Unbeknownst to any of these students, the professor had arranged for some drama majors at Princeton University to be situated alongside the path they had to take. The young actors simulated great human need. One was sitting with his head in his hands, crying and wailing. Another was lying face down, as if she had had some kind of seizure and was unconscious. All fifteen of the students had to make their way past these obviously needy persons.
None of "The High Hurry Group" stopped to see what they could do, although all five of them aspired to be Christian ministers. Two of "The Medium Hurry Group" stopped to try to help. All five of "The Low Hurry Group" made attempts to be responsive. [John Claypool, Stories Jesus Still Tells (New York: McCracken Press, 1993), 107.]
Now you might say the professor wasted a lot of time and effort proving the obvious--that people who are not stressed out and overwrought and overdone, have the time and energy to help people in trouble. But that was his point. The world gives us an agenda, and we struggle mightily to keep that agenda, not matter what, and sometimes we wind up sacrificing things that mattter to keep an agenda that does not matter.

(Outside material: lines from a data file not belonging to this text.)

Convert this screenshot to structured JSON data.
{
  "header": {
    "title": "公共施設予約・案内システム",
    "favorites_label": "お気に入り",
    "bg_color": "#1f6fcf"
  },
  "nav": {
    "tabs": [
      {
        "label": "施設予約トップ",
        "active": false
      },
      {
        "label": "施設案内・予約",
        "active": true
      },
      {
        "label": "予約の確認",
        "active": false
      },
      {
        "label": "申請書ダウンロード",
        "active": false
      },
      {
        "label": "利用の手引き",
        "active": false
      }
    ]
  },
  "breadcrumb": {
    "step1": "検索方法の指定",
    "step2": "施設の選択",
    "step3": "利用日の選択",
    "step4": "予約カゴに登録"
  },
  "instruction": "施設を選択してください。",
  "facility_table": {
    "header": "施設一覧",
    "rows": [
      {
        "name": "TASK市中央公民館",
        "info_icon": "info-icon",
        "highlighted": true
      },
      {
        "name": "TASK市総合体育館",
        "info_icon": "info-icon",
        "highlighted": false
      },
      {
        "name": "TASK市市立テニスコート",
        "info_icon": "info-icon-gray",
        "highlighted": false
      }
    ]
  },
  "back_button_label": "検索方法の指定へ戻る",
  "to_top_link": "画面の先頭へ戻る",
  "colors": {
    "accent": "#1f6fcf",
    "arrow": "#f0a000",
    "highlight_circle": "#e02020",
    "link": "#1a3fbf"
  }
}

Jesus calls us to a different way of living, to a connected way of living. People are the agenda. People are what matter.
The House With No Room
Perhaps you have heard the fable about a peasant, his wife, and their tiny cottage. The place was simply too small. They never had guests because they had no room at the table. They could not raise a family because they had no place for children to sleep. There was barely room for the two of them in that house, and they were starting to get in each other's way and on each other's nerves. They needed a bigger house.
Well, as the fable would have it, a wizard arrived to grant their desires.
"You shall have a bigger house," he said, "but you must do as I tell you."
"First," he instructed, "you must bring all your chickens, ducks, geese, and fowl into the house with you. Next, bring in the dogs and the cats and the pigs and the cows and the horses and the goat." Well, the peasant and his wife pushed, and they shoved, and they squeezed them all tight--and still the wizard demanded more.
"Now," he proclaimed, "invite all your neighbors, and all of their animals. Put on a feast for them, and by tonight you shall have your big house."
It did not seem possible that the entire neighborhood could fit into the overstuffed cottage, but the invitations were sent and soon the banquet had begun. It was a noisy and crowded affair, but a festive one. Eventually, every neighbor, beast, and fowl had been welcomed, wined and dined. When all had finished and bade their farewells, the peasant and his wife collapsed in happy exhaustion and put up their feet to rest. It was then that they noticed how spacious their home had become. They had room to stretch out and relax. The wizard had granted their wish.
What the wizard granted them was a new attitude toward the space they had. They actually had plenty of room in their house to raise a family, have a feast, make all the human connections that fill life with joy and delight, but they had reasoned themselves into a corner and believed that they did not have room, so they had withdrawn from their community into themselves. The wizard broke the cycle. What the wizard really showed them was how to reach out to other people.
That is what Christ shows us--how to reach out and connect. That is what Christmas is about. That is what Christ is about. We are to put a candle on the ledge and share the light! Amen.
Said, Maria. "Half-walls between us." Re:generation Quarterly, Spring, 1999.
If you have questions or comments, email Tony Grant
Copyright 2000 York Associate Reformed Presbyterian Church
Last modified, 01/11/02